▶ YOUR INSTRUCTIONS
Print out the records below with nothing altered.
*** THE DATA Section Begins ***
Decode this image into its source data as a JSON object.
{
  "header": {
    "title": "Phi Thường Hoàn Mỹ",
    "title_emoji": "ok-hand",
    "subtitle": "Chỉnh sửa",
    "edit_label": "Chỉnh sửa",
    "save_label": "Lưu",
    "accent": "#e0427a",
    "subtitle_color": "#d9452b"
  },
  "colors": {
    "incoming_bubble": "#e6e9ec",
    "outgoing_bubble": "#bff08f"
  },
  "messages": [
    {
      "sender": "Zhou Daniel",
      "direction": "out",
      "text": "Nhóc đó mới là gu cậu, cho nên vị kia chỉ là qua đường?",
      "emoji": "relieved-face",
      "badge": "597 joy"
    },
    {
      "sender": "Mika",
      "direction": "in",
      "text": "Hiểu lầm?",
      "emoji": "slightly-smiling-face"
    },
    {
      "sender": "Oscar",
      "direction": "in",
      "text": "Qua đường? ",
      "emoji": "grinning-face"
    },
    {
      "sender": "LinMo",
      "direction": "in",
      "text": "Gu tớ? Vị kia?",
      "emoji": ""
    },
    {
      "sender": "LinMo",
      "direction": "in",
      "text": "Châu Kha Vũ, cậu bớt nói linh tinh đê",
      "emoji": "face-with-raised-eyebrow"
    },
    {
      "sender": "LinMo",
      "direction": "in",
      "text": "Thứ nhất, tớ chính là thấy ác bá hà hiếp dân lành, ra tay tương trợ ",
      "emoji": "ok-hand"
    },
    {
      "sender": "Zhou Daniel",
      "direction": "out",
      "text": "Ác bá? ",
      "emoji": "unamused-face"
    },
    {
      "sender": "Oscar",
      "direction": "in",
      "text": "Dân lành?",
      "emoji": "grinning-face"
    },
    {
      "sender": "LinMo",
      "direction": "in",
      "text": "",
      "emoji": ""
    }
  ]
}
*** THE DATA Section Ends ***
▶ THE ANSWER
Decode this image into its source data as a JSON object.
{
  "header": {
    "title": "Phi Thường Hoàn Mỹ",
    "title_emoji": "ok-hand",
    "subtitle": "Chỉnh sửa",
    "edit_label": "Chỉnh sửa",
    "save_label": "Lưu",
    "accent": "#e0427a",
    "subtitle_color": "#d9452b"
  },
  "colors": {
    "incoming_bubble": "#e6e9ec",
    "outgoing_bubble": "#bff08f"
  },
  "messages": [
    {
      "sender": "Zhou Daniel",
      "direction": "out",
      "text": "Nhóc đó mới là gu cậu, cho nên vị kia chỉ là qua đường?",
      "emoji": "relieved-face",
      "badge": "597 joy"
    },
    {
      "sender": "Mika",
      "direction": "in",
      "text": "Hiểu lầm?",
      "emoji": "slightly-smiling-face"
    },
    {
      "sender": "Oscar",
      "direction": "in",
      "text": "Qua đường? ",
      "emoji": "grinning-face"
    },
    {
      "sender": "LinMo",
      "direction": "in",
      "text": "Gu tớ? Vị kia?",
      "emoji": ""
    },
    {
      "sender": "LinMo",
      "direction": "in",
      "text": "Châu Kha Vũ, cậu bớt nói linh tinh đê",
      "emoji": "face-with-raised-eyebrow"
    },
    {
      "sender": "LinMo",
      "direction": "in",
      "text": "Thứ nhất, tớ chính là thấy ác bá hà hiếp dân lành, ra tay tương trợ ",
      "emoji": "ok-hand"
    },
    {
      "sender": "Zhou Daniel",
      "direction": "out",
      "text": "Ác bá? ",
      "emoji": "unamused-face"
    },
    {
      "sender": "Oscar",
      "direction": "in",
      "text": "Dân lành?",
      "emoji": "grinning-face"
    },
    {
      "sender": "LinMo",
      "direction": "in",
      "text": "",
      "emoji": ""
    }
  ]
}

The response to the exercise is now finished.